→ Problem details
All that is needed is every line of the listing below that has "JSON".

→ Data section
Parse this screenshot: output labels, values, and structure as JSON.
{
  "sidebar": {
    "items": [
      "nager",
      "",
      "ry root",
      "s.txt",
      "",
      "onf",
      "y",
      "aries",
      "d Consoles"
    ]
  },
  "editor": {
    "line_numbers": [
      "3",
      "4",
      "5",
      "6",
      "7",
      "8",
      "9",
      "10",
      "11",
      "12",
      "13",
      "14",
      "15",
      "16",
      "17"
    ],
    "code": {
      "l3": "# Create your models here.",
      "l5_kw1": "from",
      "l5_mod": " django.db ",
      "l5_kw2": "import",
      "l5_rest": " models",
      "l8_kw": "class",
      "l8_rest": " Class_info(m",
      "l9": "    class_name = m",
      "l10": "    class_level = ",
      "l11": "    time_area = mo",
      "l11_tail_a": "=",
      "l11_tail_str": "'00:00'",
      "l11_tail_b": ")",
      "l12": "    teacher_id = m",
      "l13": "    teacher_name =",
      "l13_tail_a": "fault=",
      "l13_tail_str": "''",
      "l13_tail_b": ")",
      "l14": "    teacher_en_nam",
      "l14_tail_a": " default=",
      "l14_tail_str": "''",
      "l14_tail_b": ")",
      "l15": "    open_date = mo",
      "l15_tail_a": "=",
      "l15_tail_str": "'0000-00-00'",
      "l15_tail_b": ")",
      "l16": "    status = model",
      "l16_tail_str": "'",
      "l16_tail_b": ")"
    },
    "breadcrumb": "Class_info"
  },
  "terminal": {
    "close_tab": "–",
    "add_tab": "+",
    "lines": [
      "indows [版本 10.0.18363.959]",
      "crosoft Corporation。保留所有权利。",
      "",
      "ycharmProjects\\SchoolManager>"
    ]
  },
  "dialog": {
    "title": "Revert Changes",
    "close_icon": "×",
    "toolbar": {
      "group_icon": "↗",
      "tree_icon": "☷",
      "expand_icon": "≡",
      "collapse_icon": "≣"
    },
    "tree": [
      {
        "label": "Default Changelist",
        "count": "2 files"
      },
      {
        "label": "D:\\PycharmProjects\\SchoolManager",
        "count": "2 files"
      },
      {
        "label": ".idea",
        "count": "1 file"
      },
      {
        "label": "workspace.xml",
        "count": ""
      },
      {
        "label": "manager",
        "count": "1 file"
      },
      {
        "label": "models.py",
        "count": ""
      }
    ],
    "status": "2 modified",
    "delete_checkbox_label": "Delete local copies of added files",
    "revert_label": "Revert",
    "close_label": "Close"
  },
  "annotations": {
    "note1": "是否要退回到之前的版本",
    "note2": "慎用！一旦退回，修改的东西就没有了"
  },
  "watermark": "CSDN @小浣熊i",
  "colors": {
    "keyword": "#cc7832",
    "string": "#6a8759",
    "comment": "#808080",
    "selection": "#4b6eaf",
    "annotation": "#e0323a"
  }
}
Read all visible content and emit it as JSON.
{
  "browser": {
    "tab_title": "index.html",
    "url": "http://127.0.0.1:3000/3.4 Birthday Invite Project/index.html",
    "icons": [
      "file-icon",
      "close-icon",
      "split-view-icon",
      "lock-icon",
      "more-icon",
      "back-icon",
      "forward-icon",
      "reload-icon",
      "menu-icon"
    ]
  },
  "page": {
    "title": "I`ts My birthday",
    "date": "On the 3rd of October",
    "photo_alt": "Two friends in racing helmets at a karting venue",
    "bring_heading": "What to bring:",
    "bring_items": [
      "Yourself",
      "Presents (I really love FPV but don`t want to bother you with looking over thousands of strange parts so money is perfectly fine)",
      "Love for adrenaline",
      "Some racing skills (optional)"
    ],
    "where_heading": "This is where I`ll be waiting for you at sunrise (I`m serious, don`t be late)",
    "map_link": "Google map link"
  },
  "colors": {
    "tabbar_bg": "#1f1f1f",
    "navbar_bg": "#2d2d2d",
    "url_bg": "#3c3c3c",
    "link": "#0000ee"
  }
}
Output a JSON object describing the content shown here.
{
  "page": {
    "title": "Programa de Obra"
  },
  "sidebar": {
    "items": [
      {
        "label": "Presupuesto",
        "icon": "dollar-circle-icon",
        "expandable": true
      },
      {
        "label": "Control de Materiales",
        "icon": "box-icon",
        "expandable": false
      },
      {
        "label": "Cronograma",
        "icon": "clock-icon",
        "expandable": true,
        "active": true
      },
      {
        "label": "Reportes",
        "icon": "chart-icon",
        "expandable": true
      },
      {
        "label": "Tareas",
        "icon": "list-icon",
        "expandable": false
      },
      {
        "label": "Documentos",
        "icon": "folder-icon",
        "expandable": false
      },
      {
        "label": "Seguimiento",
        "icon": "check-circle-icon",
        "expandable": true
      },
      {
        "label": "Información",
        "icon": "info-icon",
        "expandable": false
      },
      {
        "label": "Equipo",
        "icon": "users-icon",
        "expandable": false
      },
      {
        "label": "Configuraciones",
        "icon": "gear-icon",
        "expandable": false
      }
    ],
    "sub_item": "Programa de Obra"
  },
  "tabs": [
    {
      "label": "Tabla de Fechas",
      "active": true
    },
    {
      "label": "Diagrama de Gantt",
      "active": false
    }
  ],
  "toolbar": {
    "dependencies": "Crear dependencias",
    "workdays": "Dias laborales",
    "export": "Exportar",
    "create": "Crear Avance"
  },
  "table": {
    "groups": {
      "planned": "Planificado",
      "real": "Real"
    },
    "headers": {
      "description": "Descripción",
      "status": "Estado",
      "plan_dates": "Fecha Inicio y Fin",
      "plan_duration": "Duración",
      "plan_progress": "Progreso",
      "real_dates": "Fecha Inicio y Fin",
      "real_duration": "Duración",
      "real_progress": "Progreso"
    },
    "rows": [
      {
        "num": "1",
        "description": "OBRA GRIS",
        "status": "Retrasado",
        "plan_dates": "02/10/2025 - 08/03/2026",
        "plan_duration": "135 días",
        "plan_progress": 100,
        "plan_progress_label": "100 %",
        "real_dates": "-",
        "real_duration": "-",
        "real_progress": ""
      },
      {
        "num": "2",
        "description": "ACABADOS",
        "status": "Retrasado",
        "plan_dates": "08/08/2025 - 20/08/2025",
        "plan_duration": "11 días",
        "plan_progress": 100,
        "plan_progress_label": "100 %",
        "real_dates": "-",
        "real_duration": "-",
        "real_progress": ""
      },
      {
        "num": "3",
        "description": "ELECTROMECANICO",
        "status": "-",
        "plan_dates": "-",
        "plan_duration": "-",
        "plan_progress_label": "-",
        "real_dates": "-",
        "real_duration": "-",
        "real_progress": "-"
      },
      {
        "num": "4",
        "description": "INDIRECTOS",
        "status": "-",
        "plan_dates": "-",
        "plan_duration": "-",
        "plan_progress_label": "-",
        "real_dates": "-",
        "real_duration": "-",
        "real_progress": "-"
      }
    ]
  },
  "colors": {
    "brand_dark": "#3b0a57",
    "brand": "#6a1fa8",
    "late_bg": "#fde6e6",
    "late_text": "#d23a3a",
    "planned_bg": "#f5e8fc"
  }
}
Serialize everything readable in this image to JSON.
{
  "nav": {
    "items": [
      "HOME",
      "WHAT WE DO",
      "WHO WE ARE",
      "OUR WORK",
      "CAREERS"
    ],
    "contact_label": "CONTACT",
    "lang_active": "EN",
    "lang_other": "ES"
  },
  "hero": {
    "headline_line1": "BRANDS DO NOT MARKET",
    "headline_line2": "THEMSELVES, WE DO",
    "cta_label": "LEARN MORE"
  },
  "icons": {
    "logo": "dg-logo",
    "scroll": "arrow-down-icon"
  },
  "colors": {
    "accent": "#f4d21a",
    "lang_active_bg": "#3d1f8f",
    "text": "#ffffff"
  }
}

→ Exercise result
Parse this screenshot: output labels, values, and structure as JSON.
Read all visible content and emit it as JSON.
Output a JSON object describing the content shown here.
Serialize everything readable in this image to JSON.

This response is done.